Start of Recorded information

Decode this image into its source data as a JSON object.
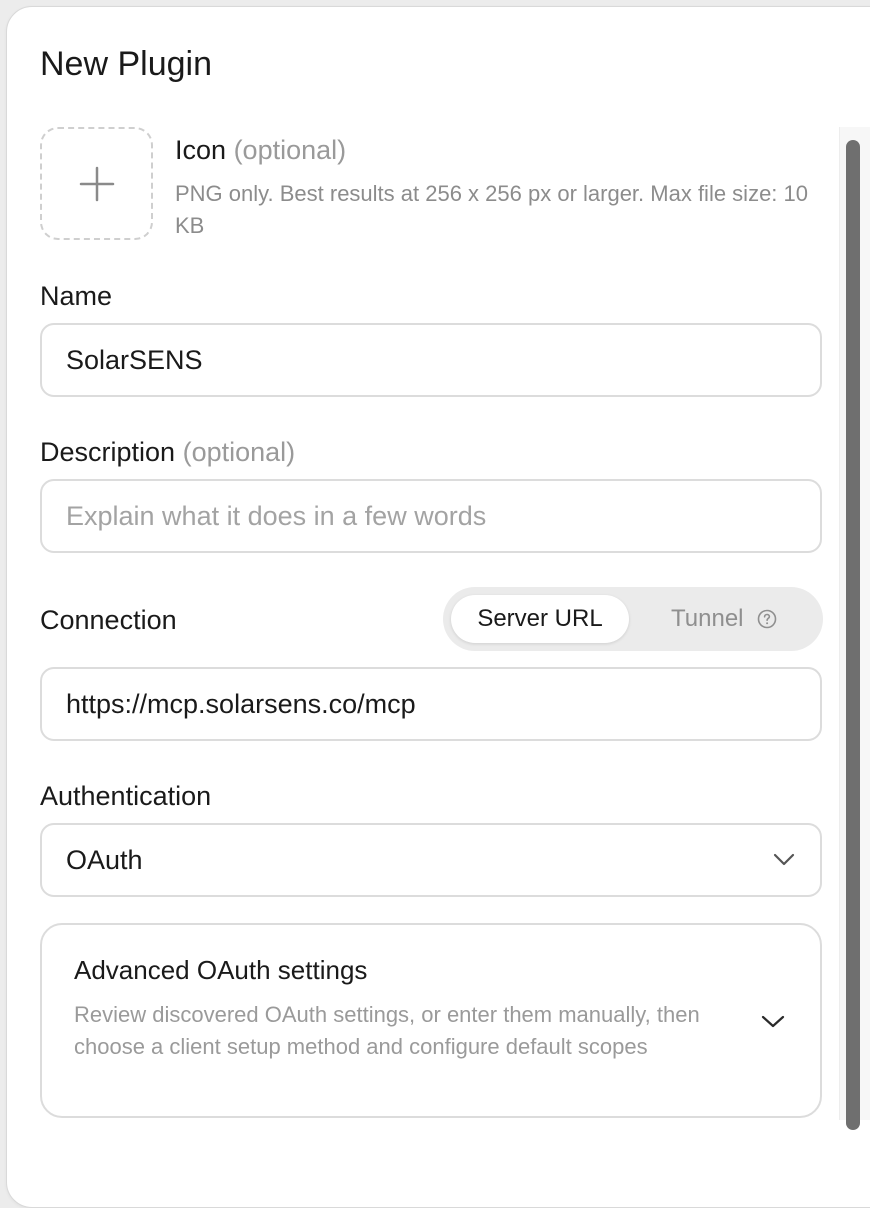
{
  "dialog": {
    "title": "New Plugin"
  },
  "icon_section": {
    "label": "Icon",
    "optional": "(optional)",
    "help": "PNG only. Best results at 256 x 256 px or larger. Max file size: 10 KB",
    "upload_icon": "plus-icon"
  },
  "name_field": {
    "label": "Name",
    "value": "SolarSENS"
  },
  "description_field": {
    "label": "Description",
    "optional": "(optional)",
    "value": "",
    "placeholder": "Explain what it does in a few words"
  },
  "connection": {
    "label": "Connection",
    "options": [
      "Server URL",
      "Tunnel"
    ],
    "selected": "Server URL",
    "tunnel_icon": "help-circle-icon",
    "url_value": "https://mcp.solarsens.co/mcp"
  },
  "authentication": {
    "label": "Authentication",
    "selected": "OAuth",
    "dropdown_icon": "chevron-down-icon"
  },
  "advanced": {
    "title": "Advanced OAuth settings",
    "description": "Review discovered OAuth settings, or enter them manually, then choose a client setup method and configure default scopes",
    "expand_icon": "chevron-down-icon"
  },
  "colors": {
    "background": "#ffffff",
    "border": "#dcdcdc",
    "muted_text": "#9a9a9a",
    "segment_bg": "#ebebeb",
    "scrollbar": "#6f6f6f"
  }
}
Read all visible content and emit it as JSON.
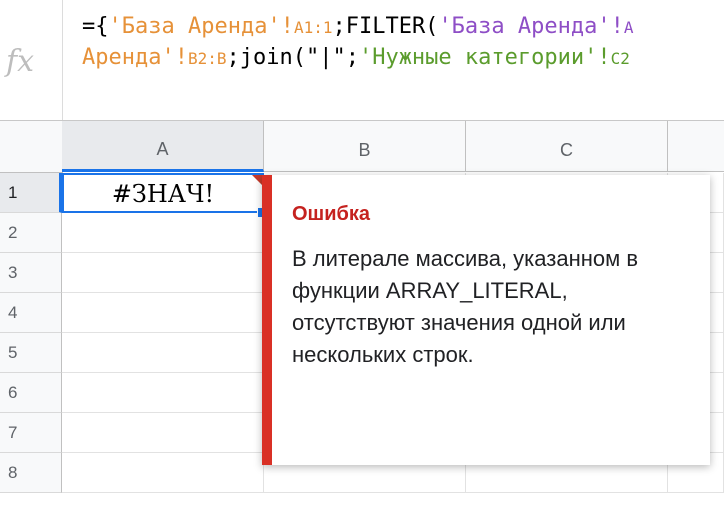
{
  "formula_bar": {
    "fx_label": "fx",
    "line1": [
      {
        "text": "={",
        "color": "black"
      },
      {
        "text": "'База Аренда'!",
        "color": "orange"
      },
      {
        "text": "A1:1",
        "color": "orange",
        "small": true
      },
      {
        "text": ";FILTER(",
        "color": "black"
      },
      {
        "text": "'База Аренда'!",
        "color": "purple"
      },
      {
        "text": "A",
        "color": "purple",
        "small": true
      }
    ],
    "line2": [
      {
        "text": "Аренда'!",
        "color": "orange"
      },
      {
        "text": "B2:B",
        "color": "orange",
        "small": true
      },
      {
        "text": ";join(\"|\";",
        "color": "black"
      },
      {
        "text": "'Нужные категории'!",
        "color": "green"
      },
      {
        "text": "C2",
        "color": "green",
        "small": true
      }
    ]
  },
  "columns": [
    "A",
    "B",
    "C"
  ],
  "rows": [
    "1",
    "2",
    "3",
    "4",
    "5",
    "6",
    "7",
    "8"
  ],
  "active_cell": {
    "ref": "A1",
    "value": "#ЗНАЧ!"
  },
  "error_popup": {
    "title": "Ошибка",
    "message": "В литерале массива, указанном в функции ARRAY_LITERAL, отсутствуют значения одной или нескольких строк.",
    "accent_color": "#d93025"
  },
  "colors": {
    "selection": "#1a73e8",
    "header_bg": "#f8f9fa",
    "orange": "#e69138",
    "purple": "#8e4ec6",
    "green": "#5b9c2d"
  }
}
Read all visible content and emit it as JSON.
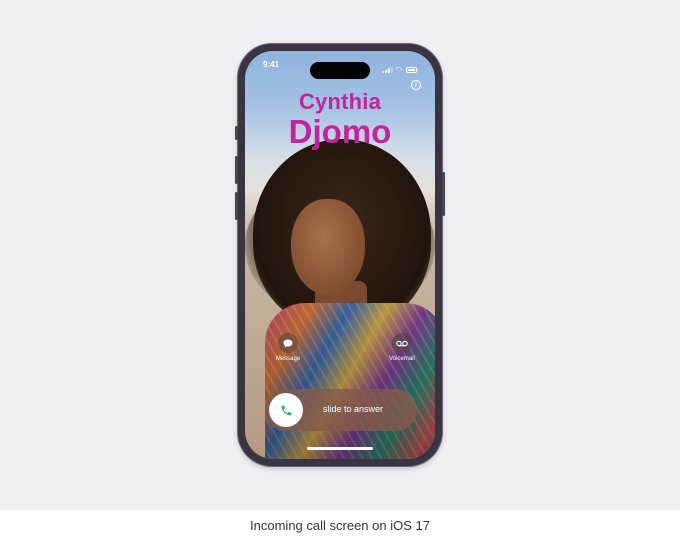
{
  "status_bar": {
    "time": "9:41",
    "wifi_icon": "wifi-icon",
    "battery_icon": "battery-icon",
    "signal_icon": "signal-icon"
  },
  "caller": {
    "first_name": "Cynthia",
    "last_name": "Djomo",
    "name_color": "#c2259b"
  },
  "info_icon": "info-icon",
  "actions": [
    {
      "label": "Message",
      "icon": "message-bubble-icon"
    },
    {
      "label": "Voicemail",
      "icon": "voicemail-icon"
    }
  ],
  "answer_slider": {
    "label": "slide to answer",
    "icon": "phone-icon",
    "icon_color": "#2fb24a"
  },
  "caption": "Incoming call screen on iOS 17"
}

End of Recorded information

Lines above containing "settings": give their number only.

2